**Goal of the exercise**. Report every line of the records below that includes the string "kind".
Provided material section start
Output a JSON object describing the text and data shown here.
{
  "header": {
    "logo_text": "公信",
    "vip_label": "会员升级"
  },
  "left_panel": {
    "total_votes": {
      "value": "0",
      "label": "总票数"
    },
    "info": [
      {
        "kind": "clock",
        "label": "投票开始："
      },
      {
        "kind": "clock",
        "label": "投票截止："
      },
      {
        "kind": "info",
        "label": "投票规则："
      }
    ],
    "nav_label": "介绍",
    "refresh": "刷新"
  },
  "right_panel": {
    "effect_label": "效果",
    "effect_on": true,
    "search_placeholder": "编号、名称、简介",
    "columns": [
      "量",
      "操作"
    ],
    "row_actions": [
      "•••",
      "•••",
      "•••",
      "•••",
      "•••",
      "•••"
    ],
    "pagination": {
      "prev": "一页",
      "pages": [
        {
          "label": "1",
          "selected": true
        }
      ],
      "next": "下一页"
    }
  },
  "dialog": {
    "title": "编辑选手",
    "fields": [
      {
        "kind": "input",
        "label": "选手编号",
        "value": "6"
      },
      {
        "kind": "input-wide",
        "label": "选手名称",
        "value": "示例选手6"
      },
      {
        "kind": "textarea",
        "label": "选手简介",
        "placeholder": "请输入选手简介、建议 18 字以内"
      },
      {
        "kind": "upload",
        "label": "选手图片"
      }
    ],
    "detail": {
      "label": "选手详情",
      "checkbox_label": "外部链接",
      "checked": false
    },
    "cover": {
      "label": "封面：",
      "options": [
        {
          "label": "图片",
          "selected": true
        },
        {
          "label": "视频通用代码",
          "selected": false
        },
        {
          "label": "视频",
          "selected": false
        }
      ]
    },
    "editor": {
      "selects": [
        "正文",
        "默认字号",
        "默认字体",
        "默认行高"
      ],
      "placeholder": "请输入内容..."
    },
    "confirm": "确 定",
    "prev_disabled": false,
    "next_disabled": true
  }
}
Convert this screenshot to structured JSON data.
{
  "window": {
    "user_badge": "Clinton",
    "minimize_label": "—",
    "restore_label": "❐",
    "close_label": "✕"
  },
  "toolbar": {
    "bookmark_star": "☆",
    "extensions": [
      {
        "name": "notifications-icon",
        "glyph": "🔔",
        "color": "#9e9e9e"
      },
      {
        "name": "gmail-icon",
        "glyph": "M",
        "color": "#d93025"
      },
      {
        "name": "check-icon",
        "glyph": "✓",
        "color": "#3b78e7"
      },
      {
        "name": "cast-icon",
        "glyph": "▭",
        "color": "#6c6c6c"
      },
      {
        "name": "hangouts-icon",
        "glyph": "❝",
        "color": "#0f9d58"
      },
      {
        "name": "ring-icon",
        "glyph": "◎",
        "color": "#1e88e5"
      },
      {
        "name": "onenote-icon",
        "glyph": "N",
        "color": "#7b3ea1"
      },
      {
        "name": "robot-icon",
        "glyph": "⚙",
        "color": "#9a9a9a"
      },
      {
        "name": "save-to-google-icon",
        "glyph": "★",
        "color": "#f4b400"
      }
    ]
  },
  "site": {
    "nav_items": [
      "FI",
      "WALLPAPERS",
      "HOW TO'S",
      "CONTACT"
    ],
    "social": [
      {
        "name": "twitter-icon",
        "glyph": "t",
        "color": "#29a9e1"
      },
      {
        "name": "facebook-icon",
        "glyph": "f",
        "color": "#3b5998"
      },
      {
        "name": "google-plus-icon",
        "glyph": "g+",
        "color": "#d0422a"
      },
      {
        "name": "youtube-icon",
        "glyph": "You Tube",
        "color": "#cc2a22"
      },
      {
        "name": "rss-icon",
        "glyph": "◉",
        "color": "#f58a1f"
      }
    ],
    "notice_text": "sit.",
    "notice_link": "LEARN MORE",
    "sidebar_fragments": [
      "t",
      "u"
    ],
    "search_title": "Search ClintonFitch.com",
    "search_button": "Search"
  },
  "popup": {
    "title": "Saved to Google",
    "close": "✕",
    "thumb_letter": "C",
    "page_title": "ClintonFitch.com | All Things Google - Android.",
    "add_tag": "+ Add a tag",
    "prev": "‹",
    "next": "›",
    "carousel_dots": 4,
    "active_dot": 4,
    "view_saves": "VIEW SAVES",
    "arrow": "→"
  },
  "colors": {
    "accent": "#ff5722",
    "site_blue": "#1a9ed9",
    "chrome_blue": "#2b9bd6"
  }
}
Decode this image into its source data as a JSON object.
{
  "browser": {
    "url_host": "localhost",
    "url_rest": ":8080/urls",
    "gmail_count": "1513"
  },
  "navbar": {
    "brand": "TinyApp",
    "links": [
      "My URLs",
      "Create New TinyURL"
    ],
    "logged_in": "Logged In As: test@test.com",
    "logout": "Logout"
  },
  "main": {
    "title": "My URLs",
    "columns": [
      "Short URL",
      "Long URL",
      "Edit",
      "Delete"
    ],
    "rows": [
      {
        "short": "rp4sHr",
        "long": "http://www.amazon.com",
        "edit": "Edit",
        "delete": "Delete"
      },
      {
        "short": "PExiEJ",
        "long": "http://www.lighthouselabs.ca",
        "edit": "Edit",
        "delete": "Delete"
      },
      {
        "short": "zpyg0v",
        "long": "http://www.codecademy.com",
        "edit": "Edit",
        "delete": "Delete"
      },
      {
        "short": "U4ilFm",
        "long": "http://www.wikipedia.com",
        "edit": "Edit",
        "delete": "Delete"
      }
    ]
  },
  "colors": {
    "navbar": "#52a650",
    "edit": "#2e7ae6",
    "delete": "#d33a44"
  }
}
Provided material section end
**Final answer**.
        "kind": "clock",
        "kind": "clock",
        "kind": "info",
        "kind": "input",
        "kind": "input-wide",
        "kind": "textarea",
        "kind": "upload",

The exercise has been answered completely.